When Ronald Reagan ran for governor of California in 1966, he promised to repeal the law and let Californians rent or sell to whomever they liked. He never got the chance; the US Supreme Court upheld the Californian Court’s rejection of the ballot initiative. Still, it is interesting to note that the man whose name is on Washington Reagan Airport campaigned for freedom of association.
Mr. Buchanan does not have much admiration for Robert Kennedy, who jumped into the race for the Democratic nomination only after Senator Eugene McCarthy’s shoestring-budget New Hampshire campaign had shown that Lyndon Johnson was vulnerable. (Johnson was so demoralized by the war and by dissent in his own party that he later declared he would not run for reelection). Mr. Buchanan notes that when Robert Kennedy had been attorney general for his brother John, he had authorized wiretaps on Martin Luther King. By 1968, however, King was a martyr, and Robert denied knowing anything about the wiretaps. A furious J. Edgar Hoover called that “absolutely inconceivable.”

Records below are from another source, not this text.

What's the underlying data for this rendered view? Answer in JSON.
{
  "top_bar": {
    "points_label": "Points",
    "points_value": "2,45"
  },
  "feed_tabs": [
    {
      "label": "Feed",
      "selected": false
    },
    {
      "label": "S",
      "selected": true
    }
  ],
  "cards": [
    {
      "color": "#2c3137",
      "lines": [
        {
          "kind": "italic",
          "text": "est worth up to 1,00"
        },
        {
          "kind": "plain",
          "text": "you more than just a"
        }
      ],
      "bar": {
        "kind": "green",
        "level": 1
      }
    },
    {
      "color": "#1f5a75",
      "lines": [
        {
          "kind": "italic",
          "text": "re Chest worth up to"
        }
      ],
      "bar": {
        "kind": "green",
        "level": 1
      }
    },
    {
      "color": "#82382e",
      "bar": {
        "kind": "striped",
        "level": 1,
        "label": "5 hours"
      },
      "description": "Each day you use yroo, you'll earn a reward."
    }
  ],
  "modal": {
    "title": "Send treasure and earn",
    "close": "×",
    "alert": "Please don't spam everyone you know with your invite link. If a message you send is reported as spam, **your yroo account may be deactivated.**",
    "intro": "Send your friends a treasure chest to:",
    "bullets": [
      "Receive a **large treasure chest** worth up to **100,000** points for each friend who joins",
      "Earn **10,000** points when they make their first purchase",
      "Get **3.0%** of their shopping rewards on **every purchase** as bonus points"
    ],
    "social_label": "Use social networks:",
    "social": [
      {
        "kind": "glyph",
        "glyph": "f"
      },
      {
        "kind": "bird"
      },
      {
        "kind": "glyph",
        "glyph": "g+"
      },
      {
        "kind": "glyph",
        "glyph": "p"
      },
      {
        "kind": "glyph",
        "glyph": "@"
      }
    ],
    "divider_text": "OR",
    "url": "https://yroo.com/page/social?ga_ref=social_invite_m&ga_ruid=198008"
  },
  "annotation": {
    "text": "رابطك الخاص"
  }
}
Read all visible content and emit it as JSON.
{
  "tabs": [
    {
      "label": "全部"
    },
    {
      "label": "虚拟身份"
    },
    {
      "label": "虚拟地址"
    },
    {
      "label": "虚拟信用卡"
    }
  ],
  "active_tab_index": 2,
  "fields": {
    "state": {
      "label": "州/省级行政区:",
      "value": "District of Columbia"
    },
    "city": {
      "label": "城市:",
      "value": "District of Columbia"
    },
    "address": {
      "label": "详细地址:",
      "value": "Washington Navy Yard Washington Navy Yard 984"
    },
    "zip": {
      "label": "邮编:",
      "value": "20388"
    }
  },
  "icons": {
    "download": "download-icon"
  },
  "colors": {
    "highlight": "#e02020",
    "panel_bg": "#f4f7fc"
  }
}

Mr. Buchanan is obviously master of his material in this book, but he draws a strange conclusion from the chaos of the Chicago Democratic convention. He calls it “a crisis of liberalism” and proof that “liberalism was being rejected as a failed ideology. It had been tried and found wanting.”
If only that were true. Nixon and Reagan briefly slowed the march of some elements of liberalism, but it has been the crushingly dominant ideology of the last 50 years. It does now have a slightly different flavor: It has lost its tincture of revolutionary Marxism, and few college students hang pictures of Che Guevara in their dorms. But it is hard to think of a single change in American society that the mob in Grant Park would not have approved: forced integration, race preferences, multiculturalism, white-shaming, homosexual marriage, de facto amnesty for illegals, campus speech codes, women in combat, “medical” marijuana. Workers have not seized the means of production and it is still possible to become a billionaire, but otherwise today’s America is a revolutionary’s dream come true.
The comeback goes bad
Mr. Buchanan gives Nixon very high marks for his first term in office, and believes that if he had vanished in 1973 he would be remembered as a great or near-great President. Indeed, he was reelected in 1972 with an overwhelming 62 percent of the vote, and won 49 states. And yet, of course, he was destroyed by the Watergate scandal, and became the only president ever to resign. The clouds of disgrace never entirely parted over his later years.
Mr. Buchanan was by Nixon’s side up until the moment he helicoptered off the South Lawn for the last time. “All that,” he writes, “is the subject, the Lord willing, of another book.” The Greatest Comeback is a unique insider’s view of an important part of American history. Let us hope the Lord is willing.